Potatoes prefer a PH of 5.2-6.8. Fortunately for us in the NW our soil tends to be acidic. But keep in mind if you’ve just limed an area of your garden, this is not the place to plant your new potatoes.

#2: Planting

A lot of customers ask whether they should cut up their potatoes before planting. In the case of smaller seed potatoes, this is not necessary. If you do have larger potatoes, cut them in halves or thirds. You want two to three eyes per section. The “eyes” are the sprout starts that you’ll see growing out of small dimples in the potato. Be sure to let them dry out overnight before planting.

There are many ways to plant your potatoes. You can use garbage cans, burlap bags and many other techniques. For the purpose of brevity we’ll describe the mounding method, which can be easily translated to containers.

Dig a hole a half-foot deep and one and a half feet across. Make a bit of a mound at the bottom of the hole, and plant 1-2 potatoes four to five inches apart and several inches deep. Make sure the entire potato is covered, if it’s not already raining, give them a little water to get started.
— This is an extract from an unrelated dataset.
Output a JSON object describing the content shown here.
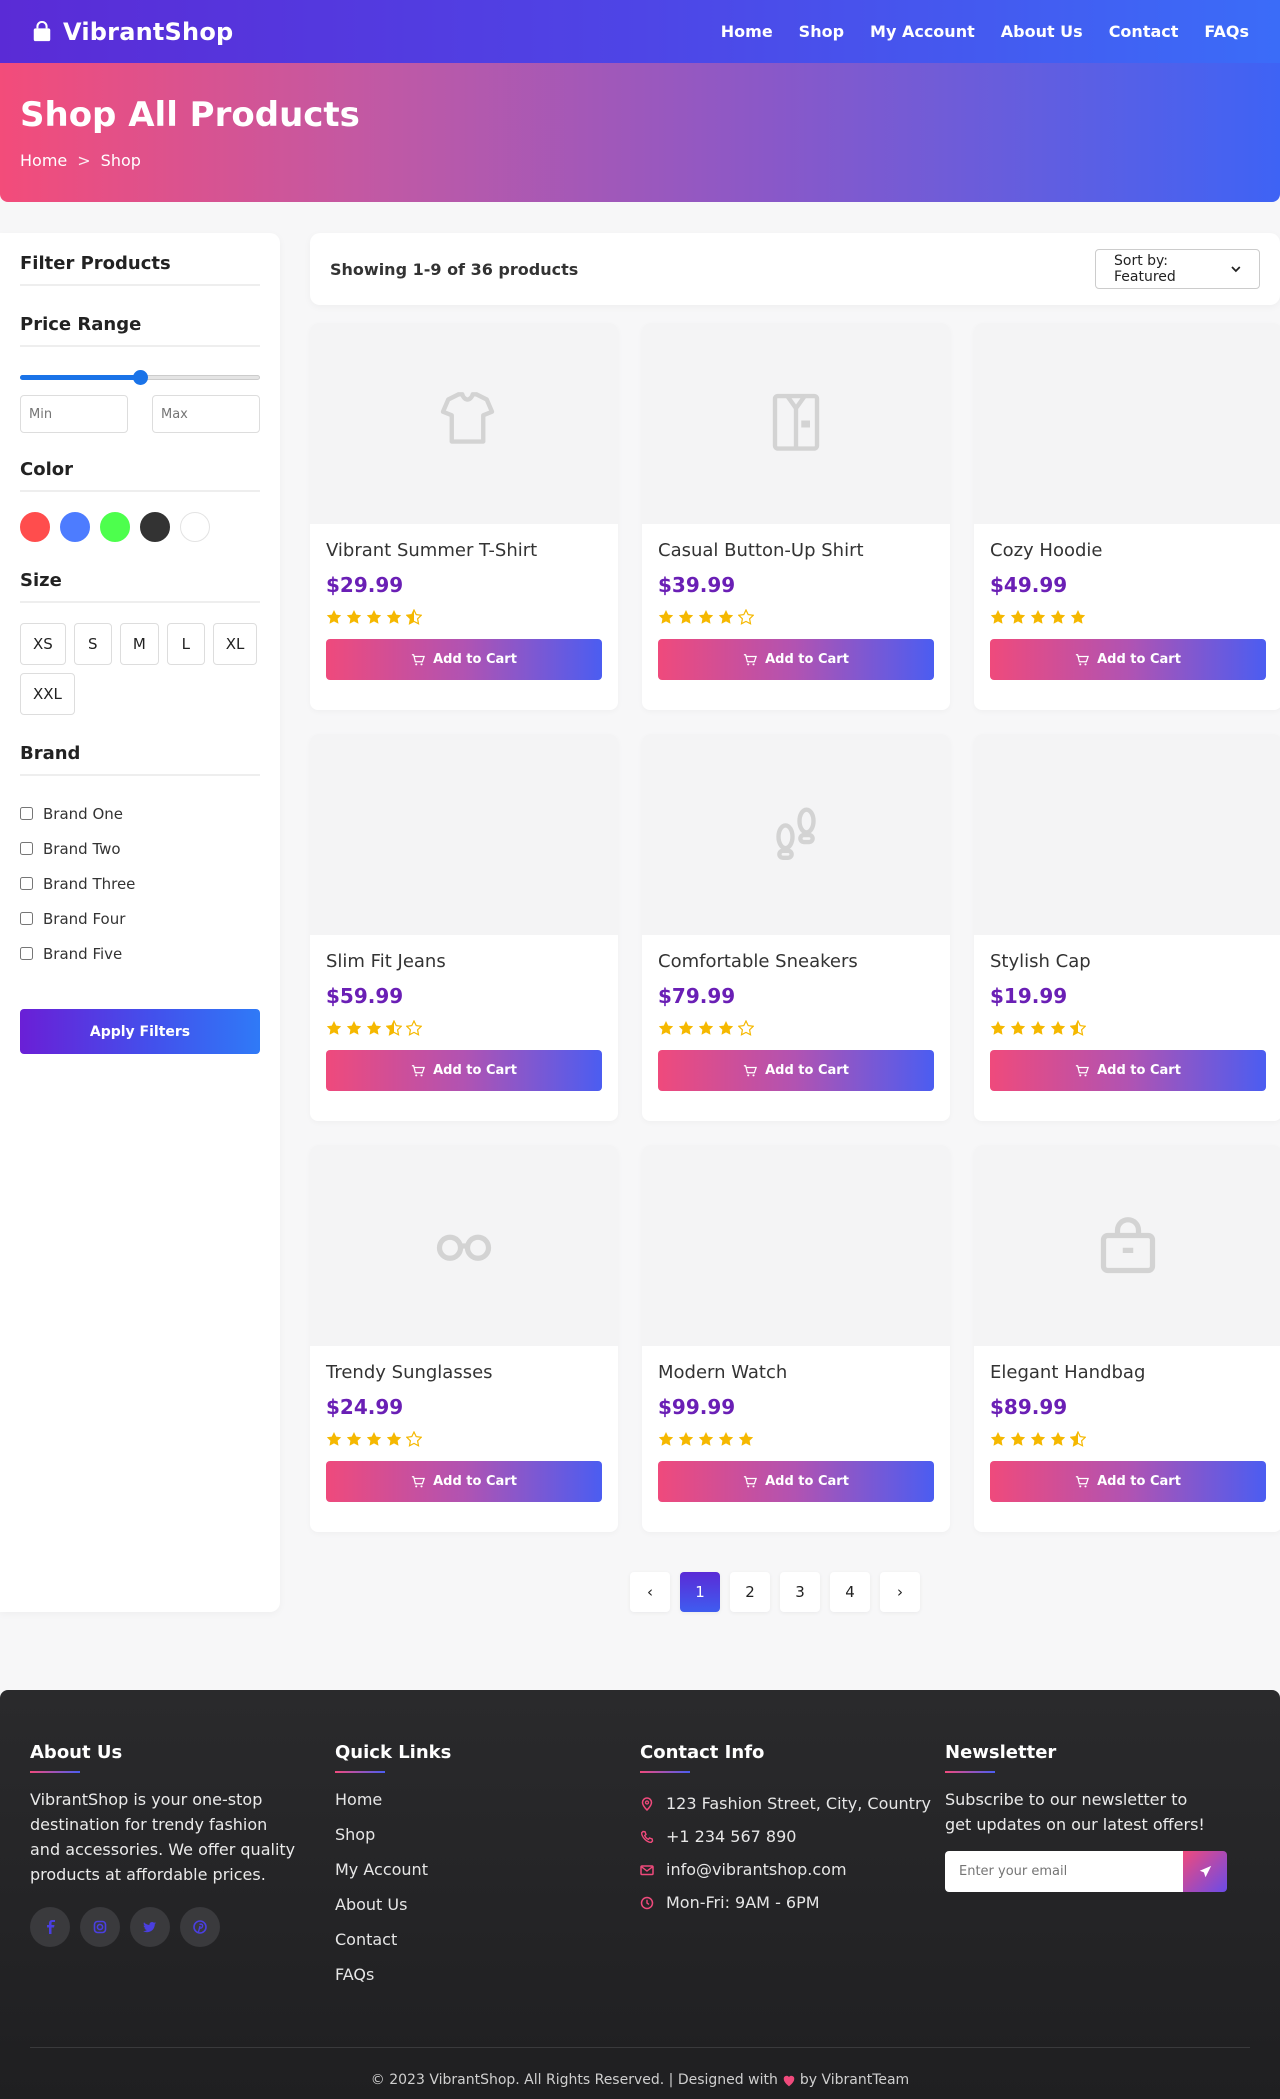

#3: Grow

During the warm season, water your potatoes at least once a week. When they’ve sprouted and are approximately six inches above the soil, mound several more inches of soil on top. Never cover the growing tips completely. The potatoes will send out more horizontal roots and as a result, you’ll have a much bigger crop. Do this twice more, in 2-3 week increments.

The application of a liquid fertilizer, such as Daniel’s Plant Food on the foliage will increase your yield. You can start this when you do your first mounding and continue every couple weeks until the plants start to bloom.

#4: Harvest


We hope you’ve also planted some peas, because once your potatoes start to blossom, you will be able to enjoy new potatoes which are excellent with fresh garden peas. Put on some gloves and dig gently around the roots for a few new potatoes. Don’t get too carried away, or you’ll miss out later.

At the end of the summer, once the stalks die back to the ground, you can break out your potato fork and have at it! Remember: No stabbing the potatoes!

One Last Note: If you’re planning to store your potatoes through the winter, let them sit in the ground for a couple weeks after the potato vines are done. This will “toughen” their skins.